The Politics of Pedagogy: Expectations and Reality for Information Literacy in Librarianship: Rebecca Albrecht, Sara Baron
Librarians are no longer keepers of information, but teachers of information. The ways librarians learn to teach, their educational paths to the profession, and current employer expectations are significant aspects of an ongoing national dialogue on information literacy. For over 15 years, our profession has discussed information literacy in terms of how we can actively teach our students research skills. However, given the constraints of tighter budgets, staffing challenges, and dicey scheduling issues, this requires the deft talents of a trained instructor. Often, librarians have little time to make an impact. Using the right teaching technique at the right time is critical. Traditional faculty members have an entire semester to guide their students, while librarians may have only an hour or two.
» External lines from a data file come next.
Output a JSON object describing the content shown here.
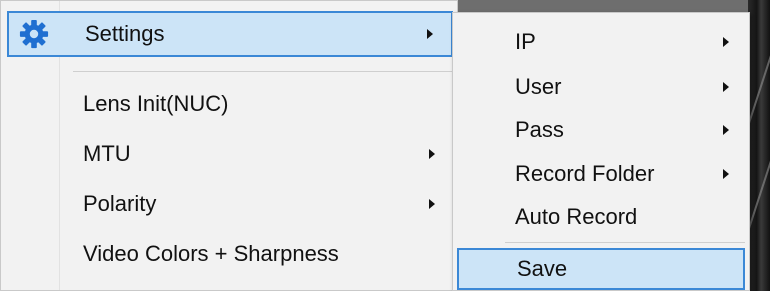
{
  "main_menu": {
    "items": [
      {
        "label": "Settings",
        "icon": "gear-icon",
        "has_submenu": true,
        "highlighted": true
      },
      {
        "label": "Lens Init(NUC)",
        "has_submenu": false
      },
      {
        "label": "MTU",
        "has_submenu": true
      },
      {
        "label": "Polarity",
        "has_submenu": true
      },
      {
        "label": "Video Colors + Sharpness",
        "has_submenu": false
      }
    ]
  },
  "settings_submenu": {
    "items": [
      {
        "label": "IP",
        "has_submenu": true
      },
      {
        "label": "User",
        "has_submenu": true
      },
      {
        "label": "Pass",
        "has_submenu": true
      },
      {
        "label": "Record Folder",
        "has_submenu": true
      },
      {
        "label": "Auto Record",
        "has_submenu": false
      },
      {
        "label": "Save",
        "has_submenu": false,
        "highlighted": true
      }
    ]
  },
  "colors": {
    "highlight_fill": "#cce4f7",
    "highlight_border": "#3b88d6",
    "menu_bg": "#f2f2f2",
    "gear_icon": "#1f6fd1"
  }
}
Our objective is to illustrate the importance of instruction and information literacy skills in academic libraries on several fronts: market needs, literacy standards, and graduate preparation for meeting the needs and standards from the employer’s perspective (as expressed in advertisements), and from the employee’s perspective (as manifest in survey responses).